— Task —
Using the data below, copy each line that includes the word "title".

(Excerpts from an interface dataset)
________________

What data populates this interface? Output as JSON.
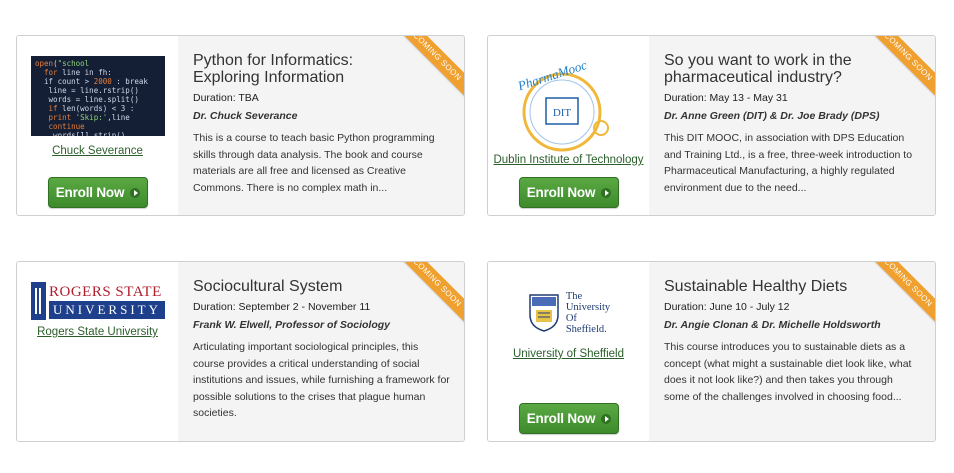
{
  "courses": [
    {
      "title": "Python for Informatics: Exploring Information",
      "duration": "Duration: TBA",
      "instructor": "Dr. Chuck Severance",
      "description": "This is a course to teach basic Python programming skills through data analysis. The book and course materials are all free and licensed as Creative Commons. There is no complex math in...",
      "institution": "Chuck Severance",
      "enroll_label": "Enroll Now",
      "ribbon": "COMING SOON"
    },
    {
      "title": "So you want to work in the pharmaceutical industry?",
      "duration": "Duration: May 13 - May 31",
      "instructor": "Dr. Anne Green (DIT) & Dr. Joe Brady (DPS)",
      "description": "This DIT MOOC, in association with DPS Education and Training Ltd., is a free, three-week introduction to Pharmaceutical Manufacturing, a highly regulated environment due to the need...",
      "institution": "Dublin Institute of Technology",
      "enroll_label": "Enroll Now",
      "ribbon": "COMING SOON",
      "logo_text": "PharmaMooc"
    },
    {
      "title": "Sociocultural System",
      "duration": "Duration: September 2 - November 11",
      "instructor": "Frank W. Elwell, Professor of Sociology",
      "description": "Articulating important sociological principles, this course provides a critical understanding of social institutions and issues, while furnishing a framework for possible solutions to the crises that plague human societies.",
      "institution": "Rogers State University",
      "ribbon": "COMING SOON",
      "logo_top": "ROGERS STATE",
      "logo_bottom": "UNIVERSITY"
    },
    {
      "title": "Sustainable Healthy Diets",
      "duration": "Duration: June 10 - July 12",
      "instructor": "Dr. Angie Clonan & Dr. Michelle Holdsworth",
      "description": "This course introduces you to sustainable diets as a concept (what might a sustainable diet look like, what does it not look like?) and then takes you through some of the challenges involved in choosing food...",
      "institution": "University of Sheffield",
      "enroll_label": "Enroll Now",
      "ribbon": "COMING SOON",
      "logo_line1": "The",
      "logo_line2": "University",
      "logo_line3": "Of",
      "logo_line4": "Sheffield."
    }
  ],
  "colors": {
    "accent_green": "#4a9a36",
    "ribbon_orange": "#f0a02e",
    "panel_gray": "#f4f4f4"
  }
}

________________

— Task answer —
      "title": "Python for Informatics: Exploring Information",
      "title": "So you want to work in the pharmaceutical industry?",
      "title": "Sociocultural System",
      "title": "Sustainable Healthy Diets",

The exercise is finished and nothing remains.